Cook 25 mins
Probably the most significant aspect of this beverage is that it's not made from the Sheep's Sorrel Plant -- this is just a name that it has acquired all over Appalachia, due to the use and misuse of common names of plants. This tea is actually made from the Violet Wood Sorrel plant, Oxalis violacea. In any case, Sheep's Sorrel Tea tastes like the best tropical fruit punch you ever had. I consider it a delicacy and few people have ever tasted it. You can identify the Violet Wood Sorrel plant fairly easily as the leaf looks like a clover-leaf, typically growing in the eastern United States in bunches on dry soils, and the underside of each leaf/leaflet is dark purple in color. If you chew one of the small leaves, it will taste very sour. My dad, a locally renowned naturalist, taught me how to make this tea, and now, I am sharing it with you folks. I especially like to make this when I'm out camping and when I'm lucky enough to come across a nice crop of Violet Wood Sorrel. It really is a liquid delicacy. Enjoy!

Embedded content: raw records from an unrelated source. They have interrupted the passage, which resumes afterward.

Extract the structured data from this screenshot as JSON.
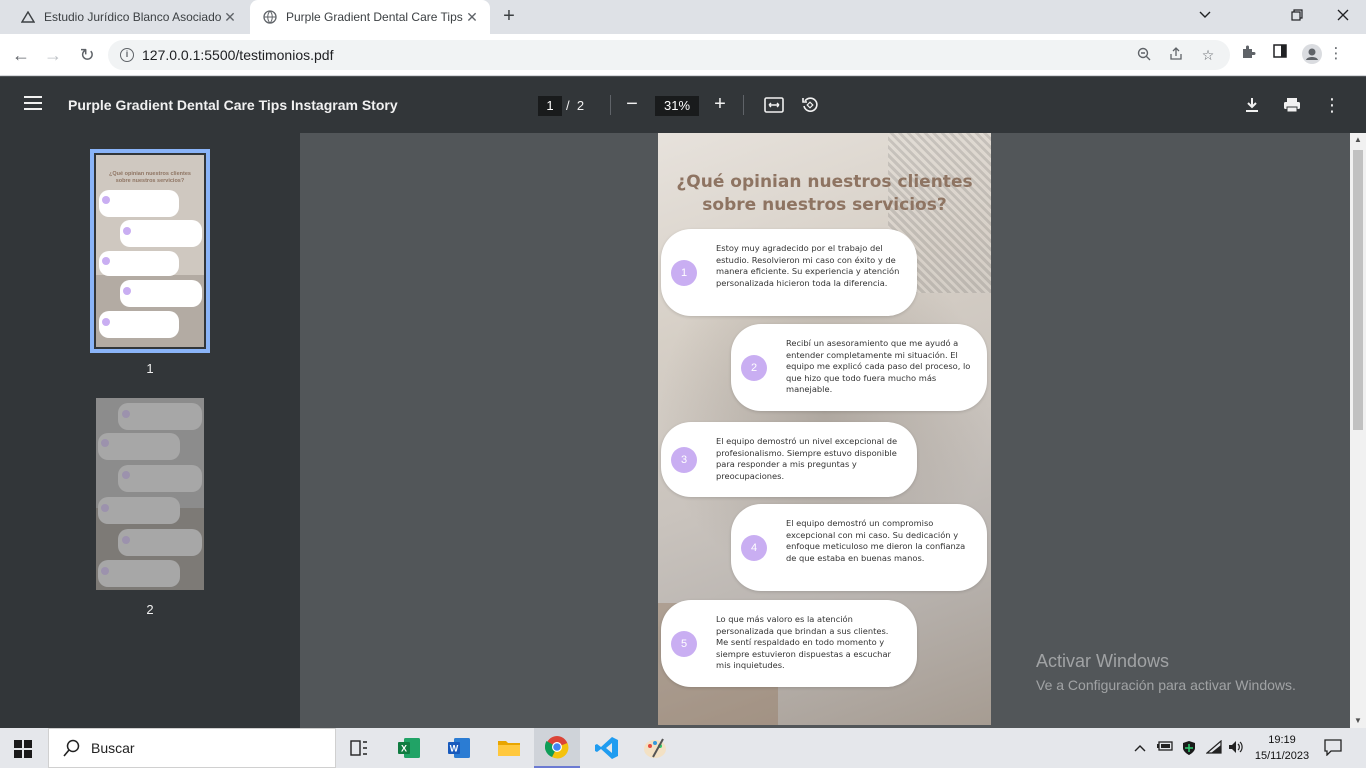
{
  "browser": {
    "tabs": [
      {
        "title": "Estudio Jurídico Blanco Asociado",
        "active": false
      },
      {
        "title": "Purple Gradient Dental Care Tips",
        "active": true
      }
    ],
    "url": "127.0.0.1:5500/testimonios.pdf"
  },
  "pdf_viewer": {
    "document_title": "Purple Gradient Dental Care Tips Instagram Story",
    "current_page": "1",
    "page_separator": "/",
    "total_pages": "2",
    "zoom": "31%",
    "thumbnails": [
      {
        "label": "1",
        "selected": true
      },
      {
        "label": "2",
        "selected": false
      }
    ]
  },
  "page_content": {
    "heading_line1": "¿Qué opinian nuestros clientes",
    "heading_line2": "sobre nuestros servicios?",
    "testimonials": [
      {
        "number": "1",
        "text": "Estoy muy agradecido por el trabajo del estudio. Resolvieron mi caso con éxito y de manera eficiente. Su experiencia y atención personalizada hicieron toda la diferencia."
      },
      {
        "number": "2",
        "text": "Recibí un asesoramiento que me ayudó a entender completamente mi situación. El equipo me explicó cada paso del proceso, lo que hizo que todo fuera mucho más manejable."
      },
      {
        "number": "3",
        "text": "El equipo demostró un nivel excepcional de profesionalismo. Siempre estuvo disponible para responder a mis preguntas y preocupaciones."
      },
      {
        "number": "4",
        "text": "El equipo demostró un compromiso excepcional con mi caso. Su dedicación y enfoque meticuloso me dieron la confianza de que estaba en buenas manos."
      },
      {
        "number": "5",
        "text": "Lo que más valoro es la atención personalizada que brindan a sus clientes. Me sentí respaldado en todo momento y siempre estuvieron dispuestas a escuchar mis inquietudes."
      }
    ]
  },
  "watermark": {
    "line1": "Activar Windows",
    "line2": "Ve a Configuración para activar Windows."
  },
  "taskbar": {
    "search_placeholder": "Buscar",
    "time": "19:19",
    "date": "15/11/2023"
  },
  "colors": {
    "accent_bubble_number": "#c9aef2",
    "heading": "#8e7462",
    "toolbar": "#323639",
    "viewer_bg": "#525659"
  }
}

- Boil the water in a 3-quart pan. Toss in the Violet Wood Sorrel and allow the blend to boil really hard until the brew turns deep purple in color.
- Strain out all the leaves and stems and return the liquid to a slow boil, dissolving the honey until the desired sweetness is achieved. (Sugar or sorghum molasses can also be used as a sweetener).
- Remove from the heat, pour the liquid into a clean jar and refrigerate until it is very cold.
- Serve ice cold with no ice cubes.
Thanks for sharing this folk recipe and giving a good description of its origins! and how to identify the plant!